SUPPLIED DATA.
======
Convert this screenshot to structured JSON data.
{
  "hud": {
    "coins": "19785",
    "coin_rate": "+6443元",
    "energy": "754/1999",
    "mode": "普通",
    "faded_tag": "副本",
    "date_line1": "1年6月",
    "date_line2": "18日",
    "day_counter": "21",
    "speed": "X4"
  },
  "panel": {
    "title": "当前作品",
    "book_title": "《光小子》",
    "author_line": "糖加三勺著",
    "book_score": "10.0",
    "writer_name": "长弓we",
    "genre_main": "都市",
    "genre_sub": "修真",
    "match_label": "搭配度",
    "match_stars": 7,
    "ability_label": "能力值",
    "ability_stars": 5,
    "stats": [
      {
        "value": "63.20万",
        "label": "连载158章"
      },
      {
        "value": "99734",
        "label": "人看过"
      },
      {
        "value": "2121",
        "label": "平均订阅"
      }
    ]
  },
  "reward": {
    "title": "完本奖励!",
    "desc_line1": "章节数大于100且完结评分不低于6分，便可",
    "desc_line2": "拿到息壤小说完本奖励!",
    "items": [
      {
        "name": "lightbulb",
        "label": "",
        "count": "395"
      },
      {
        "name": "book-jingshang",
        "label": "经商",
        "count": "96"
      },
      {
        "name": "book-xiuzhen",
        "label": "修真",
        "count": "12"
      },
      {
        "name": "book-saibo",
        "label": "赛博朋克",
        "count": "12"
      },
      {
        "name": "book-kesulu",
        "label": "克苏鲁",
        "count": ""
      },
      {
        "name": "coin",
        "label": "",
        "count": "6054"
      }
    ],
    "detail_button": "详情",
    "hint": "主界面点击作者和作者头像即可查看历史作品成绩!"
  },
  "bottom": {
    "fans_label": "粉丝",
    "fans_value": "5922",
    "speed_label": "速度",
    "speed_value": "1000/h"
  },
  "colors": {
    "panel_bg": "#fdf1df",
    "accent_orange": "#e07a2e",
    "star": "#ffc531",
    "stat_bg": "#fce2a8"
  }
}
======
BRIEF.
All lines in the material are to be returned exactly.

EXPECTED ANSWER.
Convert this screenshot to structured JSON data.
{
  "hud": {
    "coins": "19785",
    "coin_rate": "+6443元",
    "energy": "754/1999",
    "mode": "普通",
    "faded_tag": "副本",
    "date_line1": "1年6月",
    "date_line2": "18日",
    "day_counter": "21",
    "speed": "X4"
  },
  "panel": {
    "title": "当前作品",
    "book_title": "《光小子》",
    "author_line": "糖加三勺著",
    "book_score": "10.0",
    "writer_name": "长弓we",
    "genre_main": "都市",
    "genre_sub": "修真",
    "match_label": "搭配度",
    "match_stars": 7,
    "ability_label": "能力值",
    "ability_stars": 5,
    "stats": [
      {
        "value": "63.20万",
        "label": "连载158章"
      },
      {
        "value": "99734",
        "label": "人看过"
      },
      {
        "value": "2121",
        "label": "平均订阅"
      }
    ]
  },
  "reward": {
    "title": "完本奖励!",
    "desc_line1": "章节数大于100且完结评分不低于6分，便可",
    "desc_line2": "拿到息壤小说完本奖励!",
    "items": [
      {
        "name": "lightbulb",
        "label": "",
        "count": "395"
      },
      {
        "name": "book-jingshang",
        "label": "经商",
        "count": "96"
      },
      {
        "name": "book-xiuzhen",
        "label": "修真",
        "count": "12"
      },
      {
        "name": "book-saibo",
        "label": "赛博朋克",
        "count": "12"
      },
      {
        "name": "book-kesulu",
        "label": "克苏鲁",
        "count": ""
      },
      {
        "name": "coin",
        "label": "",
        "count": "6054"
      }
    ],
    "detail_button": "详情",
    "hint": "主界面点击作者和作者头像即可查看历史作品成绩!"
  },
  "bottom": {
    "fans_label": "粉丝",
    "fans_value": "5922",
    "speed_label": "速度",
    "speed_value": "1000/h"
  },
  "colors": {
    "panel_bg": "#fdf1df",
    "accent_orange": "#e07a2e",
    "star": "#ffc531",
    "stat_bg": "#fce2a8"
  }
}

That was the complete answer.